■ **Exercise details**
Your task is to retype, exactly and only, the lines from the one containing "Parse this screenshot: output" to the final line of the entries, leaving out all pictures.

◇ ◇ ◇ ◇ ◇

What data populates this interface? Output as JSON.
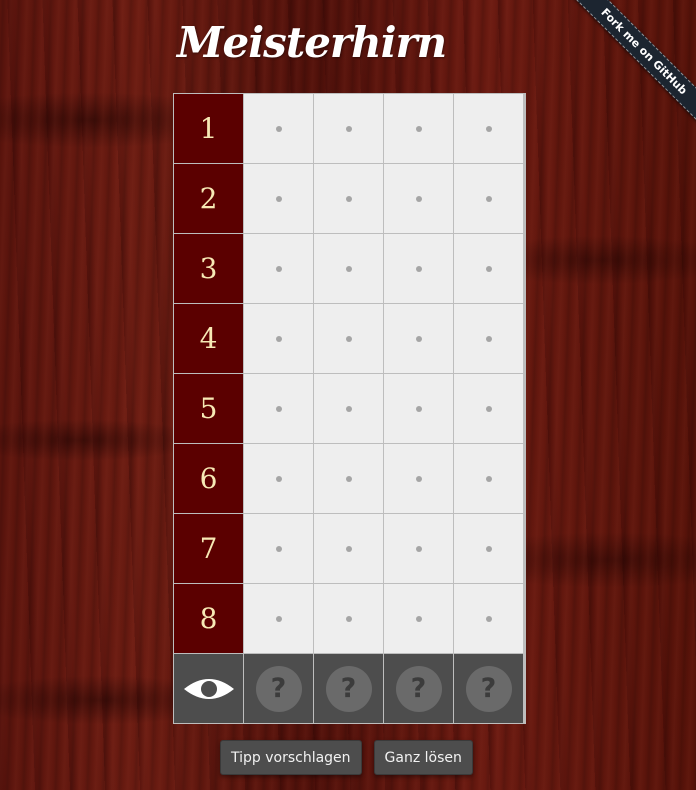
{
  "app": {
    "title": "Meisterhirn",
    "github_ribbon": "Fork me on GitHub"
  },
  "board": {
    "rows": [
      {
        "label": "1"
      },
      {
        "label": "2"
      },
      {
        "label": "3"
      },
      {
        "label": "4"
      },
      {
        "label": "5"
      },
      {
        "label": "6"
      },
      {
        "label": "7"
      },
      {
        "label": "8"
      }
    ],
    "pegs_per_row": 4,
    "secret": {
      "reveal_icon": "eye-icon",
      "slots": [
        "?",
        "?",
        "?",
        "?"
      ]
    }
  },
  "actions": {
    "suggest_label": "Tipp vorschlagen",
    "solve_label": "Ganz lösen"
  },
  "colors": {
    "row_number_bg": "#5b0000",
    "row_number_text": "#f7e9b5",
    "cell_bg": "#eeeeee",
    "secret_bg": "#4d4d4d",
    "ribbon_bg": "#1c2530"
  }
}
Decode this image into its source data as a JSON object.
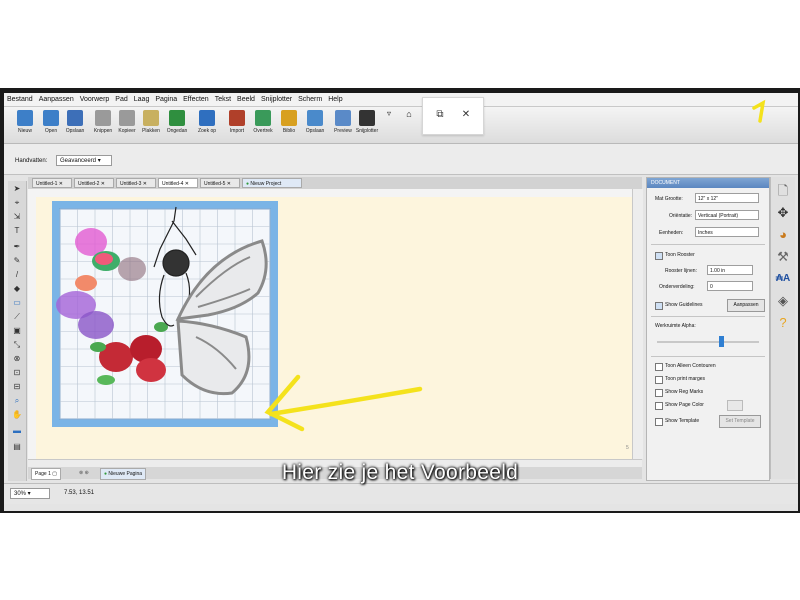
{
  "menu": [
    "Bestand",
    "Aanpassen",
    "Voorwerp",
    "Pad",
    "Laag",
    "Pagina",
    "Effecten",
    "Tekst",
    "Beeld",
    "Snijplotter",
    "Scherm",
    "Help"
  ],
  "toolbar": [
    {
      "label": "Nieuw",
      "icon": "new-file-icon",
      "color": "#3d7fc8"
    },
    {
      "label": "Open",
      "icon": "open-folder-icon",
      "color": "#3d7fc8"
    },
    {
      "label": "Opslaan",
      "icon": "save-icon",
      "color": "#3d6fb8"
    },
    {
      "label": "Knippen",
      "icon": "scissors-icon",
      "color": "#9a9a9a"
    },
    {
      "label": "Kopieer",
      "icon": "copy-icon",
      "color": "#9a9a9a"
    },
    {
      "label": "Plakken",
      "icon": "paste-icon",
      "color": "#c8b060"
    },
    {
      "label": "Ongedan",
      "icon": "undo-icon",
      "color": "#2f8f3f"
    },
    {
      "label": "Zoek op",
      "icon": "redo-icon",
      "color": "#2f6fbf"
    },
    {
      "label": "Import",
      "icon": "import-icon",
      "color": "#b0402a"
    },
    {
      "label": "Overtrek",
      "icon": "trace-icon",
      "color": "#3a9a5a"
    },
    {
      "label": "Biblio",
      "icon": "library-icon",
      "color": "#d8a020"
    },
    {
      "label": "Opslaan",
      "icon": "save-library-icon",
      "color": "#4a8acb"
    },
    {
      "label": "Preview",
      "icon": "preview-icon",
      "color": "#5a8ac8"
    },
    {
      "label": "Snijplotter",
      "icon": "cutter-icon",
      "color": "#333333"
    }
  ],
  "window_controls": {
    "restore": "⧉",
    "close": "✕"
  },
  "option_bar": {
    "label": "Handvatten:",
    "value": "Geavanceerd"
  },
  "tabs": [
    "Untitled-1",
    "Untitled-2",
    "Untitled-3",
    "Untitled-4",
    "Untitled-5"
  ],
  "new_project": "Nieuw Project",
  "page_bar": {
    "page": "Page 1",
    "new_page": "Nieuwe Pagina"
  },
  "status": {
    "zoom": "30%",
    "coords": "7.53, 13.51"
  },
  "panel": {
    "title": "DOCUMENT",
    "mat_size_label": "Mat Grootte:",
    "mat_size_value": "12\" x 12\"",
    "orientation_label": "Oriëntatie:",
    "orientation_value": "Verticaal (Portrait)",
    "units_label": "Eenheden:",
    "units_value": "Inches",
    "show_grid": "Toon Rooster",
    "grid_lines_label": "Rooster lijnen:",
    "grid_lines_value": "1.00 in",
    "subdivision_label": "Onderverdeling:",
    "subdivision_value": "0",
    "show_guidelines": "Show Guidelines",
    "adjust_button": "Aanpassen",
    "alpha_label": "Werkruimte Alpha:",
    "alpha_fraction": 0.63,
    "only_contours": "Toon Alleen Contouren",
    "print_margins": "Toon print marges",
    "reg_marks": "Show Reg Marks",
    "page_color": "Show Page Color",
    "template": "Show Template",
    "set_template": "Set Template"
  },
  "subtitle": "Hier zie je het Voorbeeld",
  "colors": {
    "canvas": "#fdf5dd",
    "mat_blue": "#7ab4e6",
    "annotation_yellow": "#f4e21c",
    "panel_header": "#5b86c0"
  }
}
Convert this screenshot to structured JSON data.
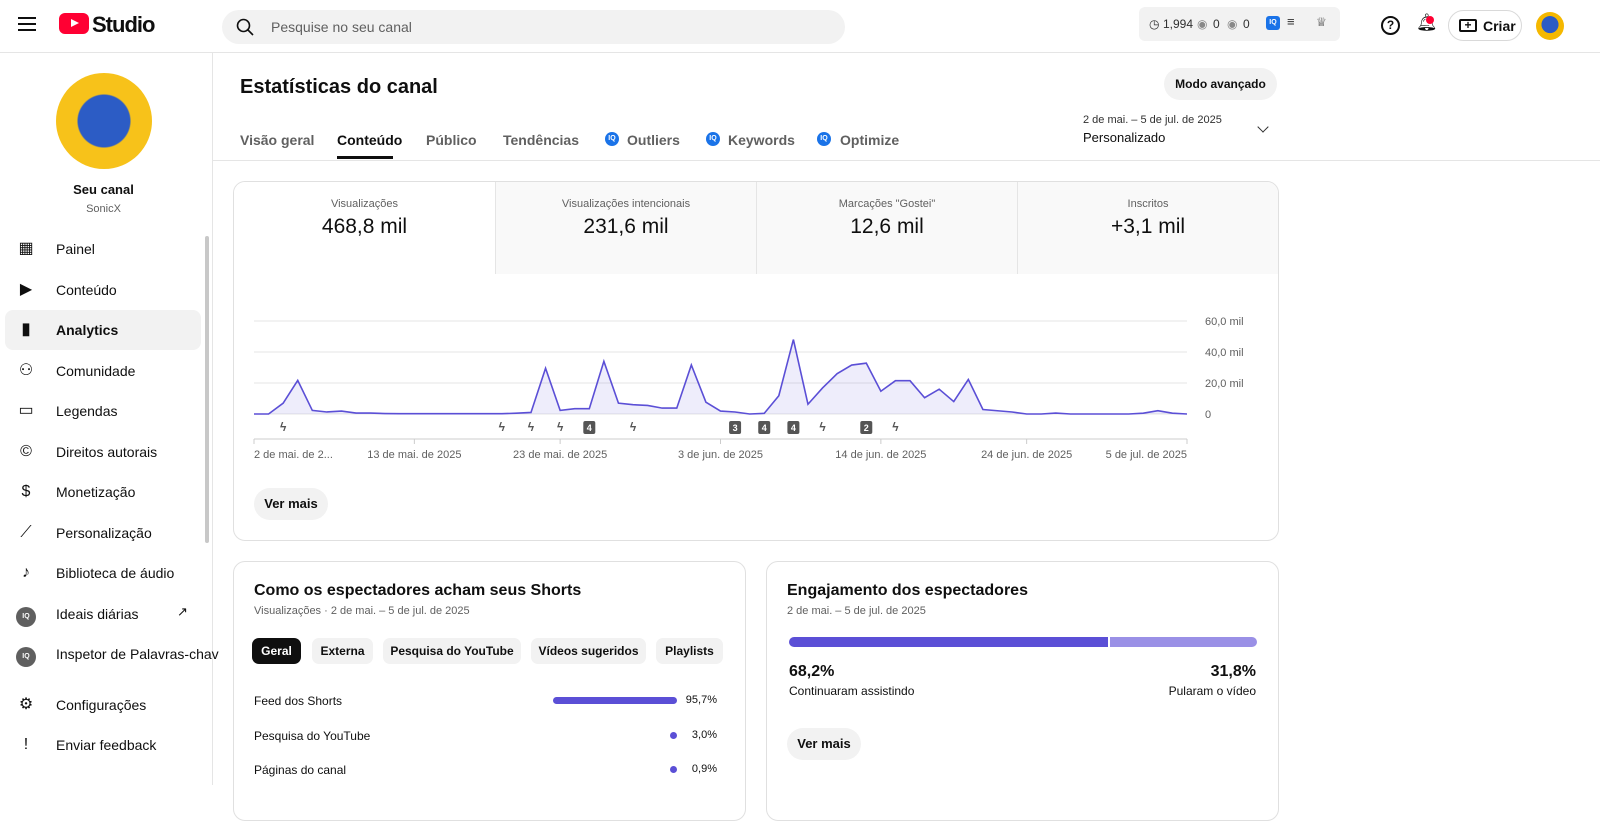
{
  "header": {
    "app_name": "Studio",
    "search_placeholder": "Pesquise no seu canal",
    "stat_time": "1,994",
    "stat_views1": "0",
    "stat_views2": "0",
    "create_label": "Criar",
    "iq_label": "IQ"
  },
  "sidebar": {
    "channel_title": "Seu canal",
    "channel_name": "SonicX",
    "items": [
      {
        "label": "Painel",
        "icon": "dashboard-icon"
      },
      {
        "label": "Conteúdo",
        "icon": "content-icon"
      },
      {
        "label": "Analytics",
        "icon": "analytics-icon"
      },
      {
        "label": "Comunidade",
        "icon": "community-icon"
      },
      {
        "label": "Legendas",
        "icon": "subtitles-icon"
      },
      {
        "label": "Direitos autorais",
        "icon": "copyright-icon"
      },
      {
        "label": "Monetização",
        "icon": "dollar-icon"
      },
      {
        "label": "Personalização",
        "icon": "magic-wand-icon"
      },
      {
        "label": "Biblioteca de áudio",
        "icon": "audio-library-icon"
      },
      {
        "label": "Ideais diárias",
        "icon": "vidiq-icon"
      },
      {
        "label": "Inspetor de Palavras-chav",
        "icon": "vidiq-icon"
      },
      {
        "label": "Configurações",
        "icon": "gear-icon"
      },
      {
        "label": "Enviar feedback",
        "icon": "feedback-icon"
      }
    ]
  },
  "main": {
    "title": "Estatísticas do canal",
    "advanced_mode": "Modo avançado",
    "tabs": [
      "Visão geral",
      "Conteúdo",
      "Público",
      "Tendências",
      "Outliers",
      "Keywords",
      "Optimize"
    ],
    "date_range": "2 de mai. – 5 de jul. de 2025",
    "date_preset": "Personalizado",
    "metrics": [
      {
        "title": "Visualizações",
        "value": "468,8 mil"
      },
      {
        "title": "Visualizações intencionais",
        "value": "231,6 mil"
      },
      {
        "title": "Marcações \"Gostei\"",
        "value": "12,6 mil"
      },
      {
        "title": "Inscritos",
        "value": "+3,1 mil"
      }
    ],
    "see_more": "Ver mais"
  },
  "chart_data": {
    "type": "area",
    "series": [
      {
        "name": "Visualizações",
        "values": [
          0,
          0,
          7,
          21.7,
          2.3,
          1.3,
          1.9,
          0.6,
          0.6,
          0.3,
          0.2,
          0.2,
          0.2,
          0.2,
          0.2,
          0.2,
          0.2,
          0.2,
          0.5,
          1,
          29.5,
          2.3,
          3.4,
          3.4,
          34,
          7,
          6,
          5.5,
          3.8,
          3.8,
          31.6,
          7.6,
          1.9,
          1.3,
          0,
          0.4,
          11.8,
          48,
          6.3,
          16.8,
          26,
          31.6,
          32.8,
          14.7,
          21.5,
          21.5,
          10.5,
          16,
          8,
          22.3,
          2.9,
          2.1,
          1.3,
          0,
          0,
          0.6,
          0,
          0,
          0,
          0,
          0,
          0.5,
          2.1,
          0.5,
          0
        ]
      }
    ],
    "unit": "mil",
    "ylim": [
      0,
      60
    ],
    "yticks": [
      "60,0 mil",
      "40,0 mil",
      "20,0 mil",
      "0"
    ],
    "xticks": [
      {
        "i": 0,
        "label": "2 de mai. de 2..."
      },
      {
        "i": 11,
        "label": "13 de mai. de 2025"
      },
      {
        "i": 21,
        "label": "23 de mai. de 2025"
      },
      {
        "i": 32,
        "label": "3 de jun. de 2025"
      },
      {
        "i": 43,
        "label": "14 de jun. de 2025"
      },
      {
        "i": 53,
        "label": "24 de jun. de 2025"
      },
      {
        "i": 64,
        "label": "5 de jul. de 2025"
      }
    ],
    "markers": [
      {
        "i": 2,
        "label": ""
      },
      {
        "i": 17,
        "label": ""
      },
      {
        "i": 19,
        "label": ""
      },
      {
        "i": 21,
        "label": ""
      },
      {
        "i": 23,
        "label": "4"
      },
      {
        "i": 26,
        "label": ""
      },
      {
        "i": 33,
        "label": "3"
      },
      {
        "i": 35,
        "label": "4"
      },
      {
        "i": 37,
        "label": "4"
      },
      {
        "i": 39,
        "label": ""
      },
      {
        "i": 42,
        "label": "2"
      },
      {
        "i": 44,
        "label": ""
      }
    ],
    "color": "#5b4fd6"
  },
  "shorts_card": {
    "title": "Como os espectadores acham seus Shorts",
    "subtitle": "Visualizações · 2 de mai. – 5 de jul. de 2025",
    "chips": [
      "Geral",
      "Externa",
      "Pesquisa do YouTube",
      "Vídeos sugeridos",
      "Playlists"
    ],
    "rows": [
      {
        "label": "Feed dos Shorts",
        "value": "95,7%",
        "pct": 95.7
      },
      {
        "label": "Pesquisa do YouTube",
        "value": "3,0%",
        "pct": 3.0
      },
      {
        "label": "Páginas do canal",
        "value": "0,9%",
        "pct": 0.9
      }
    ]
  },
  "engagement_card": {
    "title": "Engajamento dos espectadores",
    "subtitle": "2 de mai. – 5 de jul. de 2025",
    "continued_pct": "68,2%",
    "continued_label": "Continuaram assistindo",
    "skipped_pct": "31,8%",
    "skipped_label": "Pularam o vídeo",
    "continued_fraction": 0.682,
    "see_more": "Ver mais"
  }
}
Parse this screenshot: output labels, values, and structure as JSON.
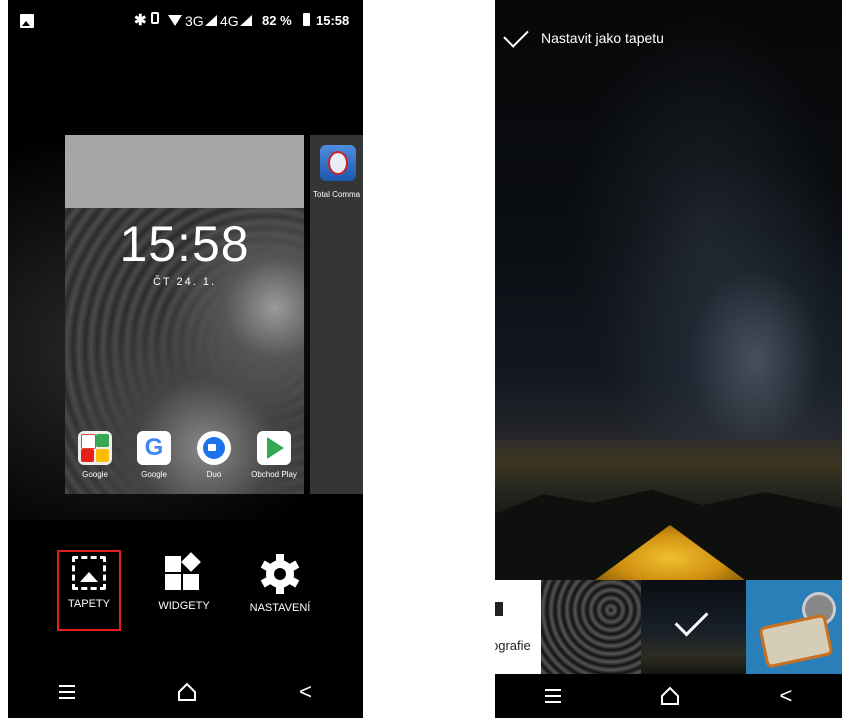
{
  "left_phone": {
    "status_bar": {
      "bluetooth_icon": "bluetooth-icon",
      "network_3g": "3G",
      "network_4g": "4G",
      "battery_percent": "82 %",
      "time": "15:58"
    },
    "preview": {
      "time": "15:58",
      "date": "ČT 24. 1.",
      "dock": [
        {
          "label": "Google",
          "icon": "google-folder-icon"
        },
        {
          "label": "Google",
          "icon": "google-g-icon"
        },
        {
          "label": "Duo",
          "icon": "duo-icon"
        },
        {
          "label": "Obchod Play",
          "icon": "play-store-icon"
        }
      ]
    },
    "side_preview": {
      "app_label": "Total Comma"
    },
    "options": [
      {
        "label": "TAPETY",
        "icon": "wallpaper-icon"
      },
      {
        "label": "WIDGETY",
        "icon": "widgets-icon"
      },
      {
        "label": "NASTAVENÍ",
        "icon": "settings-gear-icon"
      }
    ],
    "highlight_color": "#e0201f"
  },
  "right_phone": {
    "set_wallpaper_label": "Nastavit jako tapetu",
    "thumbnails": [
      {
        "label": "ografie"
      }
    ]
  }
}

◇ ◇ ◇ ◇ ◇

■ **Exercise answer**
Parse this screenshot: output labels, values, and structure as JSON.
{
  "left_phone": {
    "status_bar": {
      "bluetooth_icon": "bluetooth-icon",
      "network_3g": "3G",
      "network_4g": "4G",
      "battery_percent": "82 %",
      "time": "15:58"
    },
    "preview": {
      "time": "15:58",
      "date": "ČT 24. 1.",
      "dock": [
        {
          "label": "Google",
          "icon": "google-folder-icon"
        },
        {
          "label": "Google",
          "icon": "google-g-icon"
        },
        {
          "label": "Duo",
          "icon": "duo-icon"
        },
        {
          "label": "Obchod Play",
          "icon": "play-store-icon"
        }
      ]
    },
    "side_preview": {
      "app_label": "Total Comma"
    },
    "options": [
      {
        "label": "TAPETY",
        "icon": "wallpaper-icon"
      },
      {
        "label": "WIDGETY",
        "icon": "widgets-icon"
      },
      {
        "label": "NASTAVENÍ",
        "icon": "settings-gear-icon"
      }
    ],
    "highlight_color": "#e0201f"
  },
  "right_phone": {
    "set_wallpaper_label": "Nastavit jako tapetu",
    "thumbnails": [
      {
        "label": "ografie"
      }
    ]
  }
}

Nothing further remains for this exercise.